This article is the phased achievement of the Youth Project of the National Social Science Foundation: "The change of income distribution gap and common prosperity in China from the perspective of financialization" (20211GS0080). This article was presented at the 2020 Annual Meeting of the Chinese Sociological Association. I am grateful for the valuable opinions provided by meeting participants and helpful comments from the anonymous reviewers.
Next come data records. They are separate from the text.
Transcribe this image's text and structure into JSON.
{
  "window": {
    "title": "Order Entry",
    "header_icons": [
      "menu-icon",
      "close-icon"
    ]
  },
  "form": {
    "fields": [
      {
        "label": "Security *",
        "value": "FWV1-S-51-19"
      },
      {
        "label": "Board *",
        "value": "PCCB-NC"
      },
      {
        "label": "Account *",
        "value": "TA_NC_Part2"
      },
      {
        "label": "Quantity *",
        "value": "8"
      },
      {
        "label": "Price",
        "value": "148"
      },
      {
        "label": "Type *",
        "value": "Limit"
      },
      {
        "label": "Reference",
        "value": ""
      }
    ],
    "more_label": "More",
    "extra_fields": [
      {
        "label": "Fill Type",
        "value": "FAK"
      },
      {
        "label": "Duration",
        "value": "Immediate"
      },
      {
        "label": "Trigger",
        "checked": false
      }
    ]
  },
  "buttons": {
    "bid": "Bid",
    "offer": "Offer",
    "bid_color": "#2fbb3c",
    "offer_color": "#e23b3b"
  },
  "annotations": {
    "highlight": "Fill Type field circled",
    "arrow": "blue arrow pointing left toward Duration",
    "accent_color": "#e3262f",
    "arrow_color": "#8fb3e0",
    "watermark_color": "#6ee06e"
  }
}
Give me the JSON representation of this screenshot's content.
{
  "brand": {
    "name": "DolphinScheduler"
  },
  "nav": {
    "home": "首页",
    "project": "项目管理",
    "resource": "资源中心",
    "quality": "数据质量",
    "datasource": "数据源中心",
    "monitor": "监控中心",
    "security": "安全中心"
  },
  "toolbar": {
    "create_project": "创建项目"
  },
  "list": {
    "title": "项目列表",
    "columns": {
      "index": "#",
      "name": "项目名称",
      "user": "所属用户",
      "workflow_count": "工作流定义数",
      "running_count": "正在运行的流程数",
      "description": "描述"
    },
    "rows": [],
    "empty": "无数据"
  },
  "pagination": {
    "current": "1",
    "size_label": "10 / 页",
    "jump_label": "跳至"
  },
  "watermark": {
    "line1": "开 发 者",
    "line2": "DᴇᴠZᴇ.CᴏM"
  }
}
The author is responsible for the views in this article.


This study was supported by the Youth Project of National Social Science Foundation "The change of income distribution gap and common prosperity in China from the perspective of financialization" (20211GS0080).

Author information

Authors and Affiliations



I took all responsibility for this paper.

Corresponding author

Correspondence to Bin Zhu.

Ethics declarations

Competing interests

The author declares there is no competing interest.

Additional information

Publisher's Note

Springer Nature remains neutral with regard to jurisdictional claims in published maps and institutional affiliations.

Rights and permissions

Open Access This article is licensed under a Creative Commons Attribution 4.0 International License, which permits use, sharing, adaptation, distribution and reproduction in any medium or format, as long as you give appropriate credit to the original author(s) and the source, provide a link to the Creative Commons licence, and indicate if changes were made. The images or other third party material in this article are included in the article's Creative Commons licence, unless indicated otherwise in a credit line to the material. If material is not included in the article's Creative Commons licence and your intended use is not permitted by statutory regulation or exceeds the permitted use, you will need to obtain permission directly from the copyright holder. To view a copy of this licence, visit

Reprints and Permissions

About this article

Check for updates. Verify currency and authenticity via CrossMark

Cite this article

Zhu, B. Stabilization and structuralization: transformations of China's labor market from the perspective of new institutionalism (2006–2017). J. Chin. Sociol. 10, 7 (2023).

Download citation

  • Received:

  • Accepted:

  • Published:

  • DOI:


  • Unstable job
  • Segregation in the labor market
  • Stabilization
  • Structuralization